Love also teaches each class how to use desks and chairs to build barricades inside their classroom doors to slow down active shooters, and Bumpus students regularly practice creating barricades during their drills. lockdown, Derzis said.
Love has been with the Hoover Police Department for 22 years.
Other nominees for 2022 Police Officer of the Year were Sgt. Sam Davis and Blake Walker.
DETENTION OFFICER OF THE YEAR
McCall was named Detention Officer of the Year for his work at Hoover Prison, where he is the most tenured senior corporal.
He was instrumental in setting up a quarantine block to house newly booked inmates to prevent the spread of the COVID-19 disease, Derzis said. The disease can wreak havoc in a secure detention facility, and McCall’s work has allowed Hoover Prison to operate continuously while preventing the spread of infection among inmates, Derzis said.
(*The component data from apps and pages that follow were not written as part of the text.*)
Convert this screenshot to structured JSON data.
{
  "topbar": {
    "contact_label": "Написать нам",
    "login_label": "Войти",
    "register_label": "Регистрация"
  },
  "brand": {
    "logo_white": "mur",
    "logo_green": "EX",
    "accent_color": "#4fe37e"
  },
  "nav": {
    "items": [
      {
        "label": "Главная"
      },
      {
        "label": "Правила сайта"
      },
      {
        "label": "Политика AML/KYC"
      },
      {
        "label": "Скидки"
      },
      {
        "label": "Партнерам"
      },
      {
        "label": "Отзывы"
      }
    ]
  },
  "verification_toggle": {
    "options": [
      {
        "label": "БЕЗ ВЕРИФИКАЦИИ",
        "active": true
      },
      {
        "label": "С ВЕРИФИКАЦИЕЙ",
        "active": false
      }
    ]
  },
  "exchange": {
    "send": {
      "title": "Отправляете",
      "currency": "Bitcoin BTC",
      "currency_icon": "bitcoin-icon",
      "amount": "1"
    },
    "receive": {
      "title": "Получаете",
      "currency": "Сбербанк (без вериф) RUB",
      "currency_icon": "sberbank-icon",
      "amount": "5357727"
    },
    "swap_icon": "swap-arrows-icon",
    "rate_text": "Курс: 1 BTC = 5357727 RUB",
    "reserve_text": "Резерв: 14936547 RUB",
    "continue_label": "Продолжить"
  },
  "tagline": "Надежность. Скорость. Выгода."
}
While around half of prison staff have had COVID-19, no inmates have contracted COVID-19, he said. McCall has been instrumental in ensuring the day-to-day needs of the facility are met, the needs of inmates are treated with respect, and the safety of his staff always comes first, Derzis said.
McCall has been an employee of the City of Hoover for 18 years and on Friday, October 28, he will be sworn in as a Hoover Police Officer.
911 OPERATOR OF THE YEAR
Darling was named 911 Operator of the Year for his handling of an emergency call this month, Hoover 911 Manager Linda Moore said.
Darling received a call about a man who was unresponsive and not breathing and after sending medics on the way stayed on the phone line and spoke to the caller via CPR until the help could arrive, Moore said.
Doctors continued CPR en route to the hospital, and when they arrived at the emergency room, medical staff were able to get a pulse on the man, she said. Although the end result of the man’s condition is unknown, Darling’s early intervention and clear communication of CPR instructions gave the man a chance to recover, Moore said.
Darling, who has worked at the Hoover 911 Center since 2011, is a certified training agent, mentor, role model and valued team member, Moore said. “He can handle very stressful calls and never get phased.”